• _DATA_:
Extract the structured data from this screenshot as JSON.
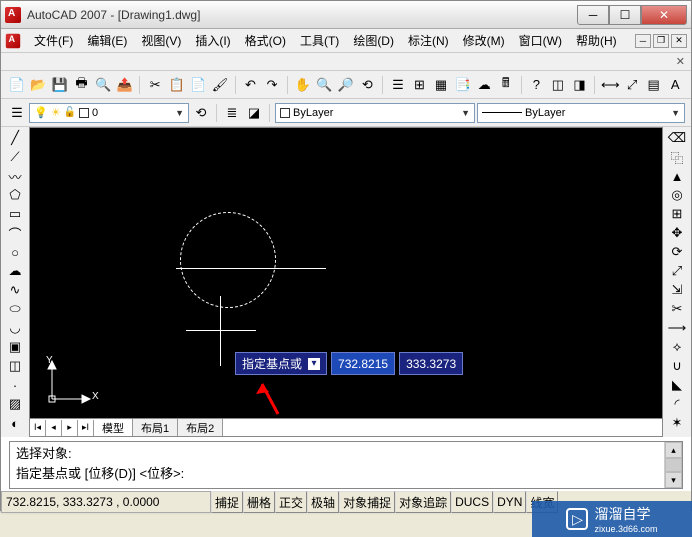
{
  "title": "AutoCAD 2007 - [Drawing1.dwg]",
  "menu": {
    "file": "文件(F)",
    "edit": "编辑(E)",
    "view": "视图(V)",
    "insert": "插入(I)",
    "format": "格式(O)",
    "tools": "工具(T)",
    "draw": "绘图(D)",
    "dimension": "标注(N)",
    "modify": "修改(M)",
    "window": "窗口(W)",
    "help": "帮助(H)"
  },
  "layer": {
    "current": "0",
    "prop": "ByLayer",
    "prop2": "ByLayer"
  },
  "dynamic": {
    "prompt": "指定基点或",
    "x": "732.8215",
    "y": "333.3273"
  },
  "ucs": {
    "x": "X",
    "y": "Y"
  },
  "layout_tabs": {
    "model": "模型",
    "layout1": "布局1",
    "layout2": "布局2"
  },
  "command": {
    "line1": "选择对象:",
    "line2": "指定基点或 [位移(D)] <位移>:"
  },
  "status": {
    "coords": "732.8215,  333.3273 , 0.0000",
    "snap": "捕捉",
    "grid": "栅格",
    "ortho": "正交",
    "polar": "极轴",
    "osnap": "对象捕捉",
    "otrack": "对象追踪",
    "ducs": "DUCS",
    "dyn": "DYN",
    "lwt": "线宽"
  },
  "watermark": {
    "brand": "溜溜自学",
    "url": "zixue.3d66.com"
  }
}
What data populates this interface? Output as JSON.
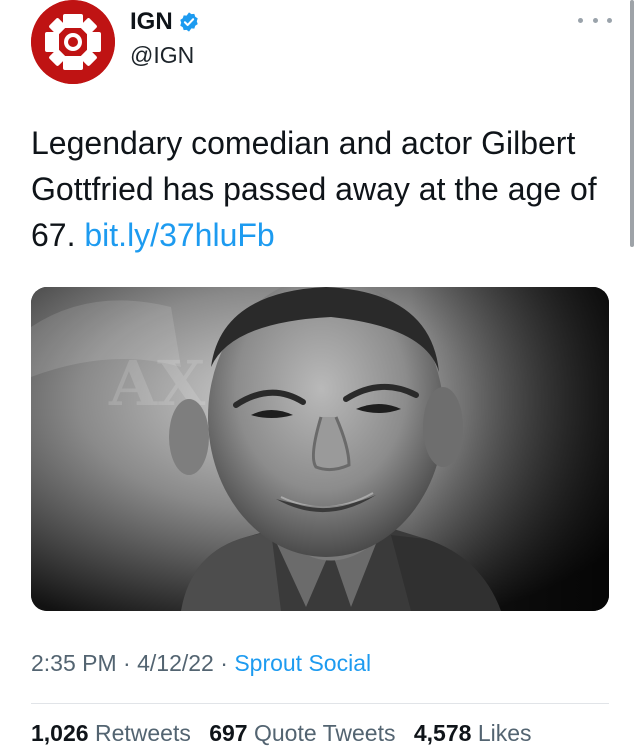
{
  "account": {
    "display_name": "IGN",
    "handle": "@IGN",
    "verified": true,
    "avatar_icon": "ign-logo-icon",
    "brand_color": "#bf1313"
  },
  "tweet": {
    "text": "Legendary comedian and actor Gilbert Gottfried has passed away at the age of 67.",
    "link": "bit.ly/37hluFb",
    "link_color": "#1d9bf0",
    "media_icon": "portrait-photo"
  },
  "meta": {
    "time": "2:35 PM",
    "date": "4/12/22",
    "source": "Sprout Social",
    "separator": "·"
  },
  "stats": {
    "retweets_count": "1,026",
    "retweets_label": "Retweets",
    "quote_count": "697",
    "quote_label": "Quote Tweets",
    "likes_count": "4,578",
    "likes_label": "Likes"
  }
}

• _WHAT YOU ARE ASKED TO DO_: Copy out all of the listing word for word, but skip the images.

• _RESPONSE TO THE TASK_:
Extract the structured data from this screenshot as JSON.
{
  "title": "AutoCAD 2007 - [Drawing1.dwg]",
  "menu": {
    "file": "文件(F)",
    "edit": "编辑(E)",
    "view": "视图(V)",
    "insert": "插入(I)",
    "format": "格式(O)",
    "tools": "工具(T)",
    "draw": "绘图(D)",
    "dimension": "标注(N)",
    "modify": "修改(M)",
    "window": "窗口(W)",
    "help": "帮助(H)"
  },
  "layer": {
    "current": "0",
    "prop": "ByLayer",
    "prop2": "ByLayer"
  },
  "dynamic": {
    "prompt": "指定基点或",
    "x": "732.8215",
    "y": "333.3273"
  },
  "ucs": {
    "x": "X",
    "y": "Y"
  },
  "layout_tabs": {
    "model": "模型",
    "layout1": "布局1",
    "layout2": "布局2"
  },
  "command": {
    "line1": "选择对象:",
    "line2": "指定基点或 [位移(D)] <位移>:"
  },
  "status": {
    "coords": "732.8215,  333.3273 , 0.0000",
    "snap": "捕捉",
    "grid": "栅格",
    "ortho": "正交",
    "polar": "极轴",
    "osnap": "对象捕捉",
    "otrack": "对象追踪",
    "ducs": "DUCS",
    "dyn": "DYN",
    "lwt": "线宽"
  },
  "watermark": {
    "brand": "溜溜自学",
    "url": "zixue.3d66.com"
  }
}
What data populates this interface? Output as JSON.
{
  "account": {
    "display_name": "IGN",
    "handle": "@IGN",
    "verified": true,
    "avatar_icon": "ign-logo-icon",
    "brand_color": "#bf1313"
  },
  "tweet": {
    "text": "Legendary comedian and actor Gilbert Gottfried has passed away at the age of 67.",
    "link": "bit.ly/37hluFb",
    "link_color": "#1d9bf0",
    "media_icon": "portrait-photo"
  },
  "meta": {
    "time": "2:35 PM",
    "date": "4/12/22",
    "source": "Sprout Social",
    "separator": "·"
  },
  "stats": {
    "retweets_count": "1,026",
    "retweets_label": "Retweets",
    "quote_count": "697",
    "quote_label": "Quote Tweets",
    "likes_count": "4,578",
    "likes_label": "Likes"
  }
}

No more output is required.